Doctoral students will receive EUR 1,820 from the first year onwards, for five years.
Furthermore, Frankfurt School covers costs related to research, including conferences and overseas visits.
Frankfurt School doctoral students contribute to high-quality research and publish in scientific top journals.
Review of Financial Studies,
2021, 34(3), 1540-1571
Management Science (accepted
May 2021, forthcoming)
Strategic Management Journal
Sequencing innovation rollout: Learning
Generalized Bounds on the Conditional
Outstanding graduates of a bachelor‘s or master’s programme in business administration, finance, management, accounting or related fields who aspire to launch an academic career.
Candidates in the final year of a master’s or bachelor’s programme are welcome to apply with their most recent academic transcript. Please note that the degree has to be completed by the beginning of the programme.
The first step of our application process is to complete the online application form. You will need to upload the required documents. Please note that you need a certified English or German translation for all documents not originally in German or English. The application platform will be open from 15 September until 15 January
Two letters of recommendation: To request the letters from your recommenders, you have to register on a separate platform and send your request from there.
Please click on this link to access the platform: https://apply.interfolio.com/107106
Create a profile by clicking on the button “Apply now”.
If you require assistance, go to the “Home” tab and click the “Dossier Quick Start Guide”.
Once you send your request to your potential recommender, they will receive an e-mail together with a link where they can upload their recommendation letter confidentially. Please provide a deadline for your recommendation letter to ensure we receive it on time. Once the recommender has uploaded the letter, we will be notified and will be able to access it.
Successful applicants will be invited to an online interview with faculty members of their chosen concentration.
The final decision regarding admission to our doctoral programme will be made by the Committee for Doctoral Proceedings.
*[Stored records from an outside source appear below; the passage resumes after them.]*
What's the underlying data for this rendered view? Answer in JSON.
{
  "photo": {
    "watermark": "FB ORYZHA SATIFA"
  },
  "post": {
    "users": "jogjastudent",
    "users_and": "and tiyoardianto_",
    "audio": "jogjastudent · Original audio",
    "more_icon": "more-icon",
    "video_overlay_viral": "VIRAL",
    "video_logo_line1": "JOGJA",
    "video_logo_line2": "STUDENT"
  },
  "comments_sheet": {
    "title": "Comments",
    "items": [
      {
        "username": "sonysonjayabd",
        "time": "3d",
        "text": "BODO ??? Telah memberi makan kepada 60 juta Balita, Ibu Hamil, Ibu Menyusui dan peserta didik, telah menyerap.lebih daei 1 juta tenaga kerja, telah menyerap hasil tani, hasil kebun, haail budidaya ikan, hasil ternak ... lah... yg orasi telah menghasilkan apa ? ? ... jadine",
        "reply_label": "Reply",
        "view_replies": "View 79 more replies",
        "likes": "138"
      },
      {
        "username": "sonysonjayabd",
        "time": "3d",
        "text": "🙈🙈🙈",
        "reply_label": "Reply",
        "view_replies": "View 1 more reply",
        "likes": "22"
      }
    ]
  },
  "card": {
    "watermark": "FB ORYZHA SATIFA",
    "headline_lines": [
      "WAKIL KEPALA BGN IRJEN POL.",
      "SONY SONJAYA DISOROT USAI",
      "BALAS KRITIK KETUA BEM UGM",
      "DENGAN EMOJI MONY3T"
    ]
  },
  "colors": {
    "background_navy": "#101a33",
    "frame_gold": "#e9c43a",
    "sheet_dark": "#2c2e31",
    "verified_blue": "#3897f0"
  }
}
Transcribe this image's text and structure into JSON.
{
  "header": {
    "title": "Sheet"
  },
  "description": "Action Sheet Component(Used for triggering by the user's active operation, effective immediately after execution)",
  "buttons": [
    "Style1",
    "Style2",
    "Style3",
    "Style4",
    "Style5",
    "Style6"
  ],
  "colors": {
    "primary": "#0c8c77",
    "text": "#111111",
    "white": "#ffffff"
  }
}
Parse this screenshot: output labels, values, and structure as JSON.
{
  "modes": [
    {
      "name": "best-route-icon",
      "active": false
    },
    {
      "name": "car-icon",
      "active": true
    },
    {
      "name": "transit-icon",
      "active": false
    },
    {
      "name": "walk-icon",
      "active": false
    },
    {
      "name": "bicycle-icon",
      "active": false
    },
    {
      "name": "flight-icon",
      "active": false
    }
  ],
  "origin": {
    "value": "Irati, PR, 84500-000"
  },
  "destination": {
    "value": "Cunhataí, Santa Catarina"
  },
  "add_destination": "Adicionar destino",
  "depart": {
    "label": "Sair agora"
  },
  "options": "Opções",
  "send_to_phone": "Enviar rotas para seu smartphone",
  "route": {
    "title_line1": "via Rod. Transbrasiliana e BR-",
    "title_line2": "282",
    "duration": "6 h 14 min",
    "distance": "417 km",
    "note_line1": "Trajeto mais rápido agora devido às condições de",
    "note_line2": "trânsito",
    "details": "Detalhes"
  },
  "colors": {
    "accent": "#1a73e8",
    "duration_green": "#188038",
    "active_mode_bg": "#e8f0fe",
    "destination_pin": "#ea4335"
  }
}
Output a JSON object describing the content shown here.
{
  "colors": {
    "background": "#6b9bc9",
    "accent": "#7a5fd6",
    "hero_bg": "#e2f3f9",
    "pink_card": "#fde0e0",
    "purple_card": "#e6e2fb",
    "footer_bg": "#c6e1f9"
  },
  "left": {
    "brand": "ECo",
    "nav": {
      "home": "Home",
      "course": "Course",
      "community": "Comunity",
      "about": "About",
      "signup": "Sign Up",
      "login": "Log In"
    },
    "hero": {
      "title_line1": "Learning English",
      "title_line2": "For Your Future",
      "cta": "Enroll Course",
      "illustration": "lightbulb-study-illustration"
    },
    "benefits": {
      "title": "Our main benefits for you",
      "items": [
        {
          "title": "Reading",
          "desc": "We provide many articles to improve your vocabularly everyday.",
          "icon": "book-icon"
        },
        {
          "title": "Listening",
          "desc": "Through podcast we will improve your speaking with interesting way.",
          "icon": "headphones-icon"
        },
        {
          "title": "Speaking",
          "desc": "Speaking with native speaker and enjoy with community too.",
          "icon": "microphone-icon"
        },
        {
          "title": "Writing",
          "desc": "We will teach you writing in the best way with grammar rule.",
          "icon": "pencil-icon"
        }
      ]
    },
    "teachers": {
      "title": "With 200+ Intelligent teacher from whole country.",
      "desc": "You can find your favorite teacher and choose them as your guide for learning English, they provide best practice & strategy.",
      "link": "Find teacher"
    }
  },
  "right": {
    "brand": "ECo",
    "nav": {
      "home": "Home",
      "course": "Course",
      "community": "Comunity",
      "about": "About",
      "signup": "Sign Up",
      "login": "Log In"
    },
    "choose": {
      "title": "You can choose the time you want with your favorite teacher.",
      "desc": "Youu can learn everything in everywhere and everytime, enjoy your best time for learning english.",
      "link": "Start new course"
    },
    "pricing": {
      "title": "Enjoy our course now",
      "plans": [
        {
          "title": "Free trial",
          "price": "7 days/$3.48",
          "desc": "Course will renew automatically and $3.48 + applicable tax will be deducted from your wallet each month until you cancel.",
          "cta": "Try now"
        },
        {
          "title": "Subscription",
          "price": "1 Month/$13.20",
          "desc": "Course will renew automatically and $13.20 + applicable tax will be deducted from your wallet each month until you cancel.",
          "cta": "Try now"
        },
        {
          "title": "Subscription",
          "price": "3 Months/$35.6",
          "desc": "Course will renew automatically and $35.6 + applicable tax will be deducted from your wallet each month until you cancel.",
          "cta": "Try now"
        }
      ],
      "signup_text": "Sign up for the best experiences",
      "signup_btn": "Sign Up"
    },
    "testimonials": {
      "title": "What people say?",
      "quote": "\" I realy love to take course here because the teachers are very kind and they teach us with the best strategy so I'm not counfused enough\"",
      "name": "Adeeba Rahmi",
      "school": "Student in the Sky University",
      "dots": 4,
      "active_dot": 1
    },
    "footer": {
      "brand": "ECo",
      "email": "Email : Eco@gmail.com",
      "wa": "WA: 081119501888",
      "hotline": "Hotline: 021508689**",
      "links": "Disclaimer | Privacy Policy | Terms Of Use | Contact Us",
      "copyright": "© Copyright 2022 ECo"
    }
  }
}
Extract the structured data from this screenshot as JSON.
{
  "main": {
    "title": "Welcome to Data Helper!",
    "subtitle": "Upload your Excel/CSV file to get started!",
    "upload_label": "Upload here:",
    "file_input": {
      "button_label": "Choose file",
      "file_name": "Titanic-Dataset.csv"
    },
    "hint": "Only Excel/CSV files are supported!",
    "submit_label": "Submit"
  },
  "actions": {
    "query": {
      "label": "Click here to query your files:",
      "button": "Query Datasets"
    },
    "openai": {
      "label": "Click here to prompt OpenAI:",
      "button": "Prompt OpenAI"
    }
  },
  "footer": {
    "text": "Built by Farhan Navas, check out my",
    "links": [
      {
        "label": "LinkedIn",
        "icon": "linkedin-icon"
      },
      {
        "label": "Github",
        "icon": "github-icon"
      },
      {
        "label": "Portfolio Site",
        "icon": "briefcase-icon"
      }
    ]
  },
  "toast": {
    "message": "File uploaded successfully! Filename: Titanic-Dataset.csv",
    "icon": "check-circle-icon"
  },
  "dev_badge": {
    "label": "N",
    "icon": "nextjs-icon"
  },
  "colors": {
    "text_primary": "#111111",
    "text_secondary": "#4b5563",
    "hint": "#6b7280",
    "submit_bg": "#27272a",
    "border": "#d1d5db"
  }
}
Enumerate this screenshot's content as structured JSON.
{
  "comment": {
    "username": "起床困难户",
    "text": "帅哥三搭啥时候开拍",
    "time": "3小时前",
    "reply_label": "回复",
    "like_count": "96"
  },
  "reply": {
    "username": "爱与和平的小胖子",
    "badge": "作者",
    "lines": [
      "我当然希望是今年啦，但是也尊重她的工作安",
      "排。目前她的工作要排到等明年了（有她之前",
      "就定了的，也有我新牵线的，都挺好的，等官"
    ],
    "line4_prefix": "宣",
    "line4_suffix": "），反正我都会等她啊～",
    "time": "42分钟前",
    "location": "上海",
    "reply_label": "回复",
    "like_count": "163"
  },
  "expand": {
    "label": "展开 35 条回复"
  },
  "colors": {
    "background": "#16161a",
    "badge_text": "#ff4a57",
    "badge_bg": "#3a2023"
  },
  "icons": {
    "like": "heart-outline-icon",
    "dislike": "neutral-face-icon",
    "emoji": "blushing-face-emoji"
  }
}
It is based on the applicant's overall portfolio and the interview.
If you wonder what qualities the selection committee is looking for in applicants, here is some advice:
Prof. Dr. Markus Fitza, Professor of Management
states: “We are looking for outstanding conceptual and analytical skills. A genuine interest in research and a career in academia is a must.”
Prof. Dr. Francesco Sangiorgi, Professor of Finance
similarly highlights analytical skills for the Finance programme: “We encourage applications from candidates with strong analytical and quantitative skills.”
Prof. Dr. Yuping Jia, Professor of Accounting
emphasizes that applicants do not need to be experts in accounting regulation, indeed she argues that “Accounting is interested in original thinkers, who are creative and have broad interests. People with diverse backgrounds, but with genuine curiosity will find that accounting research has a lot to offer.”